Mui Ne Beach is a very long, half moon shaped bay that receives a fairly consistent wind 45 degrees to the beach, which is perfect for wind sports like windsurfing and kitesurfing. The wind is almost always good, except for the exact 12 days which we were there. Of course. We chose to visit during a sort of dead zone between the two big wind seasons. Who knew?!

Nevertheless, there was enough wind a few days for the DH to learn kitesurfing techniques and skills, which are a little different from those used for kiteskiing on snow/ice.

DSCN2230.JPG

DSCN2241.JPG

Ivan and Instructor Steve setting up the kite and getting it in the air.

DSCN2206.JPG DSCN2237.JPG

The scene on the beach in front of Jibes, the water sports
center and restaurant/beach front lounge.

DSCN2278.JPG

Ivan in the water (on the right)

DSCN2277.JPG

The view down the beach – a light kiting day.

I kind of suspect that for the rest of our lives, our vacations and living arrangements will somehow be associated with good kitesurfing locations… 🙂
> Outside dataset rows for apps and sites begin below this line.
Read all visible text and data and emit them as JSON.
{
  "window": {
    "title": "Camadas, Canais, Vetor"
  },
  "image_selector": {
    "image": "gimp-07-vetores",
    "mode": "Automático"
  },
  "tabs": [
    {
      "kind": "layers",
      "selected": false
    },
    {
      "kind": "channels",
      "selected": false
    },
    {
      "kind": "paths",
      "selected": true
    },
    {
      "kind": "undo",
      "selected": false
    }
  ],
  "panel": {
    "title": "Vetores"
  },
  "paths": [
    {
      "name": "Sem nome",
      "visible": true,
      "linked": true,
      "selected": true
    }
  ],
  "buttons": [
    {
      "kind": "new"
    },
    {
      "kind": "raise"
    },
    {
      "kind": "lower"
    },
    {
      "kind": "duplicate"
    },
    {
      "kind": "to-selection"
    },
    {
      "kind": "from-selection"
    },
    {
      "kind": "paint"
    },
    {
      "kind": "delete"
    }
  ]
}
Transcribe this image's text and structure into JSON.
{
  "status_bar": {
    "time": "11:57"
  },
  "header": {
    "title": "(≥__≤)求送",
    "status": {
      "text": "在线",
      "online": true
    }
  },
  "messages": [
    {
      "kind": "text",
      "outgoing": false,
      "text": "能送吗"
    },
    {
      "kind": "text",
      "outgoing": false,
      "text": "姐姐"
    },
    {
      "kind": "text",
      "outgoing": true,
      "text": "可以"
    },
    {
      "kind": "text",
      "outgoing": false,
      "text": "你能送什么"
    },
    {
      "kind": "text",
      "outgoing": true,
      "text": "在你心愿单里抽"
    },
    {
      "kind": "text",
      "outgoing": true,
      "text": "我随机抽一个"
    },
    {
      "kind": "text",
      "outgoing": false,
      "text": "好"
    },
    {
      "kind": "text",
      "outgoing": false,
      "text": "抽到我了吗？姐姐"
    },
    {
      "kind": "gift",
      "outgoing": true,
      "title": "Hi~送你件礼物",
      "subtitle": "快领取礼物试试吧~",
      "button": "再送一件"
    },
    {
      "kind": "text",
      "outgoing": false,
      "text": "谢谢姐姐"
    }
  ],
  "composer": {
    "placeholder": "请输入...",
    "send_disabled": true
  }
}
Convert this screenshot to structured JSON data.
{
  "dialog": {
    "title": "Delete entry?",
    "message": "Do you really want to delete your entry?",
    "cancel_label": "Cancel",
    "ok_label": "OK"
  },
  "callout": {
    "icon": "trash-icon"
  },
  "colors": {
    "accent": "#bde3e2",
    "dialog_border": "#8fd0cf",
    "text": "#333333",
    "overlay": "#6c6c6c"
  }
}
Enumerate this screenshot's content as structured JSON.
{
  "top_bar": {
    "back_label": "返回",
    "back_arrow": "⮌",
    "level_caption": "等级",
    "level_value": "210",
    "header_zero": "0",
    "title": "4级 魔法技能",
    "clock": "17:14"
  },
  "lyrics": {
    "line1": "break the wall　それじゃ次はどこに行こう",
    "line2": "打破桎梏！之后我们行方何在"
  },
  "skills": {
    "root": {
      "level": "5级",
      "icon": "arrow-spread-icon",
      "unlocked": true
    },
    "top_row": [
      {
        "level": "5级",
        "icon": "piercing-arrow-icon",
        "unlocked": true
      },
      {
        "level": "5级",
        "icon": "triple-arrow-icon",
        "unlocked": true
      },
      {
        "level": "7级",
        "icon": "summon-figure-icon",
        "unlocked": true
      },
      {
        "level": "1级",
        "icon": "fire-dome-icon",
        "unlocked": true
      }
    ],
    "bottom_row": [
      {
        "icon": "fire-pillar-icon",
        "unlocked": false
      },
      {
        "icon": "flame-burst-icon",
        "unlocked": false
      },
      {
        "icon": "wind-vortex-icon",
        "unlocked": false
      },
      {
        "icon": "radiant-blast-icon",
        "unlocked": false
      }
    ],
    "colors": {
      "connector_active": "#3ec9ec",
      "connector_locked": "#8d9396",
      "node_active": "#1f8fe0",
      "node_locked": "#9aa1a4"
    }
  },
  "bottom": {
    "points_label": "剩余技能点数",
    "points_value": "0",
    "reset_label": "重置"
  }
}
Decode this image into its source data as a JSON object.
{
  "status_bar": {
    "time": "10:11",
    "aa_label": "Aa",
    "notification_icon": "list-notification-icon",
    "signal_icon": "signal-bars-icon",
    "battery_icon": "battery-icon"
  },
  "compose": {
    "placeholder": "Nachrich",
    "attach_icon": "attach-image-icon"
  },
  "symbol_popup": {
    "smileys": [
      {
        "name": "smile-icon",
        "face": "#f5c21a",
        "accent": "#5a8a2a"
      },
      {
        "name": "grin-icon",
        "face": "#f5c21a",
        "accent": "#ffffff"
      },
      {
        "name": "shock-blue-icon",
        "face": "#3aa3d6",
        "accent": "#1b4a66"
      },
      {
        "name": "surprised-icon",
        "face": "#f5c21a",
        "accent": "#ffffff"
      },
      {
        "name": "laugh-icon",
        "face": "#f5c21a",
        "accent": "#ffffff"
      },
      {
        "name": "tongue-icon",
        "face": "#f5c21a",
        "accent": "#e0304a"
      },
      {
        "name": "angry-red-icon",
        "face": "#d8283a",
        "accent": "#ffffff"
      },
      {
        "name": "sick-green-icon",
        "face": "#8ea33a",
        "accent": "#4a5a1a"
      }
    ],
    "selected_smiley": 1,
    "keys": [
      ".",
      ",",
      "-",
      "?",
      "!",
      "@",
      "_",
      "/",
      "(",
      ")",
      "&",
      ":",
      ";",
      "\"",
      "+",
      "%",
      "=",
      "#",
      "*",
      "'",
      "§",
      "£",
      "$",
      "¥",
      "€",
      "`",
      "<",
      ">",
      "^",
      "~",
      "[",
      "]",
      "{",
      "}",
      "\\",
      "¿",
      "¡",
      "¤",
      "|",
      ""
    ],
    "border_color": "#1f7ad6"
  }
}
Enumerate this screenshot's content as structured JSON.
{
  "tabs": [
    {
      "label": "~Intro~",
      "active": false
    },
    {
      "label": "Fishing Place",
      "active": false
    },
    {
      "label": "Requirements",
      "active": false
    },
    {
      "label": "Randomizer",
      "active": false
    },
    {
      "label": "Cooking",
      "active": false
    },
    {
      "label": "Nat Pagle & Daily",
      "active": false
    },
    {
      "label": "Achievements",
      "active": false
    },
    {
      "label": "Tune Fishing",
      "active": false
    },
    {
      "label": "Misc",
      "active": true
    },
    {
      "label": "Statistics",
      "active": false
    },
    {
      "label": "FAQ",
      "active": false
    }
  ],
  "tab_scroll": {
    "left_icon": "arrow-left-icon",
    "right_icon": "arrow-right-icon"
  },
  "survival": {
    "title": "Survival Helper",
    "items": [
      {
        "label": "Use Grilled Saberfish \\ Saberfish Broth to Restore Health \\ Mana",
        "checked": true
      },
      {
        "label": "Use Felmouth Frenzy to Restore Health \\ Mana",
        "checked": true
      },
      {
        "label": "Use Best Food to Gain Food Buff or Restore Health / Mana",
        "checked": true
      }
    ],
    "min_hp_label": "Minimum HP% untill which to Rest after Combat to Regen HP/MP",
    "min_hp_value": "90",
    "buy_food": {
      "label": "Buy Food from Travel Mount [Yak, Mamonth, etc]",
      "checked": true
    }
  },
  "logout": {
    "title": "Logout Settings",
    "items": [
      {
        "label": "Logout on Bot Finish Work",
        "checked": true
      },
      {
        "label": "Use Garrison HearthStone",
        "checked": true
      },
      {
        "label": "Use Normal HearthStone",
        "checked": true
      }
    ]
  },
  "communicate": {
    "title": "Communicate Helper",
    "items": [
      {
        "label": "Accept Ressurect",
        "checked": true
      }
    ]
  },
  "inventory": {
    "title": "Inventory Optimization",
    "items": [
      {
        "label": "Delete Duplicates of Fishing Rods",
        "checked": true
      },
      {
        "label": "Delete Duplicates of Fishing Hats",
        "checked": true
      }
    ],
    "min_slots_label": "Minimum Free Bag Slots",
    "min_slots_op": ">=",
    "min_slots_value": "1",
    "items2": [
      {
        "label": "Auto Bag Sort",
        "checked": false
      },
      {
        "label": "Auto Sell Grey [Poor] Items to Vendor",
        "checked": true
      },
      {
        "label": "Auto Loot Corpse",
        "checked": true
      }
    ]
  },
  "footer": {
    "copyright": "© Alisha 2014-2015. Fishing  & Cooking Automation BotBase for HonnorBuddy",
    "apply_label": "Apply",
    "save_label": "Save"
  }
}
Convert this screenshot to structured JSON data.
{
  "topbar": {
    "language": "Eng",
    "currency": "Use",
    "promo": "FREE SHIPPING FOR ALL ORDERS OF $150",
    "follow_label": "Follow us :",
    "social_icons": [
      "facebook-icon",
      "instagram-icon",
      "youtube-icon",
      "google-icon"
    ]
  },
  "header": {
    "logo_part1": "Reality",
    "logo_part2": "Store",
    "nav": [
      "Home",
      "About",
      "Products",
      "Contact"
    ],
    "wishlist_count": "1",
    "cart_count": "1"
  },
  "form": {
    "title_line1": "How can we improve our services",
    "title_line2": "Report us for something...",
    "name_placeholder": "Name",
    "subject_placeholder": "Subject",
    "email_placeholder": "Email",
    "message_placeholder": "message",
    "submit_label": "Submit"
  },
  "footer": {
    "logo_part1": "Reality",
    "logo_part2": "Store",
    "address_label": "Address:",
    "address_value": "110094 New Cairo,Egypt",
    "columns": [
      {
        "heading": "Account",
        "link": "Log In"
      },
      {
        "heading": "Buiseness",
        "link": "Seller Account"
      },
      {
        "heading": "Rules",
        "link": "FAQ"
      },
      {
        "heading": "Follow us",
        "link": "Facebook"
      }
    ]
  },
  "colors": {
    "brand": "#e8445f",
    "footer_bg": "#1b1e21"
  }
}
**LZ Betty is located south of Phan Thiet. We did not visit because the area supposedly contains buried ordinance, grenades and mines left over from the war. What was at one time a narrow ditch beside the runway has now eroded into a huge canyon, potentially exposing some of the ordinance. There is also talk of “quicksand” in the canyon. So we stayed away. Others, however, have braved the area and have the photos to prove it (along with photos taken circa 1968-1971). See LZ Betty, Rolando’s Photos, Currahees and the Battle of LZ Betty. For photos of Phan Thiet during the war see Photos & Notes of a Very Personal War (Let the page load and scroll to the bottom to see a large collection of photos. Warning – there are some shots of deceased VC soldiers.)